### TASK DESCRIPTION
For every line in the entries that contains "مدیریت", show the whole line.

----- DATA PROVIDED -----

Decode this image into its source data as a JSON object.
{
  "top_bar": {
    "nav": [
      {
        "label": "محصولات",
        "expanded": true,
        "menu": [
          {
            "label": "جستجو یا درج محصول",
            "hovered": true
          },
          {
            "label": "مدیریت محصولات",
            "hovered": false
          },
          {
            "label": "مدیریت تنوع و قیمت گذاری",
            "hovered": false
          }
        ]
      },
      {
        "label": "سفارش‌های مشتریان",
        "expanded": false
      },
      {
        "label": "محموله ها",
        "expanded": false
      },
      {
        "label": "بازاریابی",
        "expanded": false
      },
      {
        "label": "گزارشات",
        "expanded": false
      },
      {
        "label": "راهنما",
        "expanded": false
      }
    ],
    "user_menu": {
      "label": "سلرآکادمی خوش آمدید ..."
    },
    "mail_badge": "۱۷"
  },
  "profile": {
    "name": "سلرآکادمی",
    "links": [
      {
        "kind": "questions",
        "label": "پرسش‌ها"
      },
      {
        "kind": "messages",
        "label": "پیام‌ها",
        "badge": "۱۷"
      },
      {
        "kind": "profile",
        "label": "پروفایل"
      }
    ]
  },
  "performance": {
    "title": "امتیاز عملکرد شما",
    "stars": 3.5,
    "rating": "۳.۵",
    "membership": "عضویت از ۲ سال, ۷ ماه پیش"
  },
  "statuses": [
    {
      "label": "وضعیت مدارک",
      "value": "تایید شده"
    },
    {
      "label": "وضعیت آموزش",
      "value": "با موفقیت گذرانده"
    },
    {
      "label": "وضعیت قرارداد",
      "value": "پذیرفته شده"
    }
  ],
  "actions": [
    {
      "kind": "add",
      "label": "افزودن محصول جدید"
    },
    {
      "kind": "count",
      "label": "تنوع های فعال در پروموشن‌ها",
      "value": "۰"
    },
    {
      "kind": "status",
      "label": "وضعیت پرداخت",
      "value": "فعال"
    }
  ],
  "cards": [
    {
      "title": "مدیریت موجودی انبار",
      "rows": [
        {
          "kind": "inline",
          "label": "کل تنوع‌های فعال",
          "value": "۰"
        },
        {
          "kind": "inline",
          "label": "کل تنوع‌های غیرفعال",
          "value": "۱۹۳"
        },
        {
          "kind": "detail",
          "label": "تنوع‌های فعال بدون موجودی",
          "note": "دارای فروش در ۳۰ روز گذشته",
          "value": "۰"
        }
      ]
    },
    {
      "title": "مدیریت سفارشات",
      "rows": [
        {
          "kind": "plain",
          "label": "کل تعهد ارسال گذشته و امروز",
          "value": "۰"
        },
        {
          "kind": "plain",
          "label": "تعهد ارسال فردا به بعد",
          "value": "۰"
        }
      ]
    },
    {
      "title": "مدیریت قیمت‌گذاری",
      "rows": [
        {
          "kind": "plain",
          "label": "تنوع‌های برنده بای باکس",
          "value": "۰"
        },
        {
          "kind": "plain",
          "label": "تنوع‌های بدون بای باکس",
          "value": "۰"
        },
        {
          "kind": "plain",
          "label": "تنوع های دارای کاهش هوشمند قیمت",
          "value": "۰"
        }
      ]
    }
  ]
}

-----

### EXERCISE ANSWER
            "label": "مدیریت محصولات",
            "label": "مدیریت تنوع و قیمت گذاری",
      "title": "مدیریت موجودی انبار",
      "title": "مدیریت سفارشات",
      "title": "مدیریت قیمت‌گذاری",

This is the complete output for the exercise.